There were many personal lessons to learn on the mountain. Many we have yet to fully understand and digest. Several however stand out to me 72 hours layer as we recover our strength on a beautiful African day on the island of Zanzibar. Our lead guide kept telling us that we will conquer the mountain because we are conquerors so “pull up our socks” and keep walking. Wise rob said he had a different idea. We were not there to conquer the mountain. Rather we were there to borrow just a little of the mountains strength, endurance and wisdom from having stood on that place for tens of millions of years. Kilimanjaro means difficult journey and the mountain has wept for many.
"Pole, pole" slowly slowly. For someone who has lived a fast paced life with an eye to the future, I would like to embrace the concept of slowing down to fully absorb the miracle and gifts of the present.
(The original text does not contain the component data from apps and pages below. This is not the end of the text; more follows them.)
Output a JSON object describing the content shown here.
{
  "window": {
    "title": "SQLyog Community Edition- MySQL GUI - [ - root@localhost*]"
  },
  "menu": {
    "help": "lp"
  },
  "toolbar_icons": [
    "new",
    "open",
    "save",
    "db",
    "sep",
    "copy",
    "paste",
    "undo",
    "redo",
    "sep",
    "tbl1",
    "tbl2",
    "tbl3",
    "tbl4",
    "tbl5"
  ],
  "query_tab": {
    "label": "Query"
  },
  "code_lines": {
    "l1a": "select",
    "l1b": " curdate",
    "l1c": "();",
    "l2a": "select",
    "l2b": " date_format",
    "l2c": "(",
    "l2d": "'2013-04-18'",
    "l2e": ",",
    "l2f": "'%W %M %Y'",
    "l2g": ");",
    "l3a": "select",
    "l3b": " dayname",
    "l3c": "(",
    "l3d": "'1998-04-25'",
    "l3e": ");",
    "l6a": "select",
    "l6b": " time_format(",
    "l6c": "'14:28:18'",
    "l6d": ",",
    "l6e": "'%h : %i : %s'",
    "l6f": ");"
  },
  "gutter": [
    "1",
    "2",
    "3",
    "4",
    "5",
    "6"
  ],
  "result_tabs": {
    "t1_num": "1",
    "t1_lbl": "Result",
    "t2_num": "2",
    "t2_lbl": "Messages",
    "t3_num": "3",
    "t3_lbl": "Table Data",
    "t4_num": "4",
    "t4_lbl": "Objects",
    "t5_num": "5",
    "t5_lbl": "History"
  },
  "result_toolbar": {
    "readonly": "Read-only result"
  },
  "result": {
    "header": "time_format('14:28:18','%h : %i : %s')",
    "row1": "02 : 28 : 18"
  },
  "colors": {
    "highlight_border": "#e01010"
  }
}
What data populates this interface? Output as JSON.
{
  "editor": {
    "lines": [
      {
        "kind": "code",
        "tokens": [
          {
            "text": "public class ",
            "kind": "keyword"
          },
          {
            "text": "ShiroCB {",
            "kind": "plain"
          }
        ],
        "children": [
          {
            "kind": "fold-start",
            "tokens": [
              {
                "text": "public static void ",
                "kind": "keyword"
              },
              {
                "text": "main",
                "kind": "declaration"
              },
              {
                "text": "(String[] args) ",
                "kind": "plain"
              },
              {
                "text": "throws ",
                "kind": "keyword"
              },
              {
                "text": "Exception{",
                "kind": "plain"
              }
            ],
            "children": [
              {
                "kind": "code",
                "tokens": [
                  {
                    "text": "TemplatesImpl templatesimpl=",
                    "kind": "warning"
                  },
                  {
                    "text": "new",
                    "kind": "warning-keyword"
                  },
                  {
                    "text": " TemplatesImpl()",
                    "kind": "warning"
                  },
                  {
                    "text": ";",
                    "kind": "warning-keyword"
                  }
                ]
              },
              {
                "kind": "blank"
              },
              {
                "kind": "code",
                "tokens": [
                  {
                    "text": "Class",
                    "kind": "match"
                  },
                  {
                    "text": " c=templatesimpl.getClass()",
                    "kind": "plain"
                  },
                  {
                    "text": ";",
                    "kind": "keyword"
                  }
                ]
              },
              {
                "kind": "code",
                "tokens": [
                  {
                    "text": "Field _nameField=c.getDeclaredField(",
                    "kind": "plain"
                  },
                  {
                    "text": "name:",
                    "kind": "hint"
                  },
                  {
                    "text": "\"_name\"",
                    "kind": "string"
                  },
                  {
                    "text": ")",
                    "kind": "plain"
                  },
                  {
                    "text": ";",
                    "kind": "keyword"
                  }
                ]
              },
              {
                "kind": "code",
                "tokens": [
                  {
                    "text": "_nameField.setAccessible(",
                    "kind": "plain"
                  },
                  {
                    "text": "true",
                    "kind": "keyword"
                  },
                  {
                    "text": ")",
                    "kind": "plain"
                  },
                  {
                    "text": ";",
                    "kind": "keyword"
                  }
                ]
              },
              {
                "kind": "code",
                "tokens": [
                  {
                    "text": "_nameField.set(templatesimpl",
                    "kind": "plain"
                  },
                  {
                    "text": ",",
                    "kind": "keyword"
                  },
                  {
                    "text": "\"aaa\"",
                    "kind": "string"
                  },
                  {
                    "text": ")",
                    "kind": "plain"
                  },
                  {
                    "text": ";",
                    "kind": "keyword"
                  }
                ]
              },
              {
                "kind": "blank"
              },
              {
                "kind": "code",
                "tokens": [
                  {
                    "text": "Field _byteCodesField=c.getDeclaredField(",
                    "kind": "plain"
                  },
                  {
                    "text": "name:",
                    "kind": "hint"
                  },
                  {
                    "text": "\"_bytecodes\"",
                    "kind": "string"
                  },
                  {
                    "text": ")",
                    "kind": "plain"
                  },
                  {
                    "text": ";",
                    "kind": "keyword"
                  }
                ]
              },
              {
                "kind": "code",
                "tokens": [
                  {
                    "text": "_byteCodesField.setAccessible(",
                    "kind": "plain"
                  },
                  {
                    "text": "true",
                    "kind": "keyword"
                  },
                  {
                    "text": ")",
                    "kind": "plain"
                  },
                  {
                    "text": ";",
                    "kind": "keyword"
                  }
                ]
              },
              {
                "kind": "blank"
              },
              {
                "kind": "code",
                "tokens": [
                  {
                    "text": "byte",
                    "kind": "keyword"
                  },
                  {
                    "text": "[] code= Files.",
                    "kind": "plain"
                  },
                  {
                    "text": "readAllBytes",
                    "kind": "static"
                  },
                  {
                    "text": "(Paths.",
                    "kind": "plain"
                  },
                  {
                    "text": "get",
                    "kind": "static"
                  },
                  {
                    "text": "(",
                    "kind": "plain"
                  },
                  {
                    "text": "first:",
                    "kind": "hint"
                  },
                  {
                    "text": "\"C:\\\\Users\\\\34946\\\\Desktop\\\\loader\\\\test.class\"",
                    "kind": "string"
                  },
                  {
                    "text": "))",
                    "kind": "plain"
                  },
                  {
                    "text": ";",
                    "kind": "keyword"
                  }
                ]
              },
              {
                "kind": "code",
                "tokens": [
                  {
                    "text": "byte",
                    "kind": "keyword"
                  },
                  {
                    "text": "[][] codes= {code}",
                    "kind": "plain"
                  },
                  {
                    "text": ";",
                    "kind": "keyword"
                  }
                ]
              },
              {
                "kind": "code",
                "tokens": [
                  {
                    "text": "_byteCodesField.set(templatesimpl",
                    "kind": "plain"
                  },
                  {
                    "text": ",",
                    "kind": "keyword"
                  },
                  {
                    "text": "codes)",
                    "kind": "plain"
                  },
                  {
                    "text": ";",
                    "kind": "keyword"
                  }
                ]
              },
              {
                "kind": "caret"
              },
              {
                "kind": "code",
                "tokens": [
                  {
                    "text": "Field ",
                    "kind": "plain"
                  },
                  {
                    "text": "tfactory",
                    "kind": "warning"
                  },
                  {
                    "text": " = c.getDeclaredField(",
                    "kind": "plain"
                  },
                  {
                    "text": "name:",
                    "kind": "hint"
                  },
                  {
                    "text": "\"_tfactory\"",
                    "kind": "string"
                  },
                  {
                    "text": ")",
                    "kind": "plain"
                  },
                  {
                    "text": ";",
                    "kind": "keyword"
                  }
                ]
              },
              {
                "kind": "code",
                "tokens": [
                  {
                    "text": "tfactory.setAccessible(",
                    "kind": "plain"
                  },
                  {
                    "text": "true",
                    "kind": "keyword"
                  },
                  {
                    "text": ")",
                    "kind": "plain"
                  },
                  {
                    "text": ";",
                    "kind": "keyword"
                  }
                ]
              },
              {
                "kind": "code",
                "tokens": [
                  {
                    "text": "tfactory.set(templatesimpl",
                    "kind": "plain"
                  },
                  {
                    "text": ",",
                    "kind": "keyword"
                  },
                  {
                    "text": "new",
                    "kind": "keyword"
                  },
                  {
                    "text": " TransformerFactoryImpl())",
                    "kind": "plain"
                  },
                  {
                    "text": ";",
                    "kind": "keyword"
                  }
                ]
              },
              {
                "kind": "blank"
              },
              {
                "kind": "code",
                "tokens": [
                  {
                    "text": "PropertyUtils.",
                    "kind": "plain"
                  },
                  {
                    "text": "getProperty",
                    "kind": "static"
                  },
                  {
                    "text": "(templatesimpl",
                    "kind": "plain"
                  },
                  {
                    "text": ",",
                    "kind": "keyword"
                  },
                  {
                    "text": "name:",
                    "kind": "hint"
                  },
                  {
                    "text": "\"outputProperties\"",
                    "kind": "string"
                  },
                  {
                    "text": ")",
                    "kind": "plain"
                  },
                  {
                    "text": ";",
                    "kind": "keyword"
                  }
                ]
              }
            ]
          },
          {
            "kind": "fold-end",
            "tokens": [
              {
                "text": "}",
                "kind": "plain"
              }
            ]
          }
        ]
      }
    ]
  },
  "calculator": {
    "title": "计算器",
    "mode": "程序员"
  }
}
II was so ready to call it quits 2 hours from the summit. I was beyond spent. I couldn’t catch my breath if I took more than one step. My heart was pounding. And I knew I had 4 hours to just get down to base camp over treacherous territory and I had no juice left. Rob called an audible and lead a conference with our guides and me. Did I have signs of altitude sickness? Would be be able to finish the descent In daylight? Did we have headlamps? Could I find apace that would allow me to control my breathing and heart rate? He reminded us that JFK said we would “put a man on the moon AND get him back”. Most people die on Everest during the descent and we saw several people that day being hustled down the mountain in scary makeshift gurneys. Planning for the entire journey is required!
There were also some strategic, tactical and practical lessons to share with potential climbers.
Strategic: conventional wisdom has climbers making their ascent (6-8 hours) to the summit from Barrafu (snow in Swahili) camp at midnight getting to the summit at daybreak and then coming down to Mweke camp (about 8 hours) in order to avoid snowmelt from the glacier on the ascent. However that means climbing up steep inclines in the cold and dark. Unfortunately, the glacier has melted considerably and our guides arranged for us to climb at the dawn - considerably more bearable. However this did mean that we did two days worth of climbing in one day the day before ( about 11 hours from barranca to Barrafu camps)
Tactical: a successful climb is not just about strength, endurance and altitude adaptability (although take the preclimb training seriously with cardio, weights and lunges). The determination and will not to give up and the ability to listen to the parts of your body and psyche that will serve you well are also critical elements. Knowing how to breathe, meditate, and travel deep inside as you climb steeply for hours, pole pole, are essential tools.
Practical: we travelled with Micato (excellent company) who provided a great expedition packing list. Here are a few items that became saviors for me.
- a warm headband that never came off
- a poly fiber jacket with a hood that I wore 7/24
- enough warm layers including a light down jacket ( think ski mountain not Africa)
- plastic bags for all clothes and sleeping bag so everything stays dry
- rain poncho that will cover you and your day pack
- camelbak, not water bottles
And on a lighter note. “Hakuna Matata” no worries really is a phrase that real people say - a lot! Not just in the lion king!!!!Tweet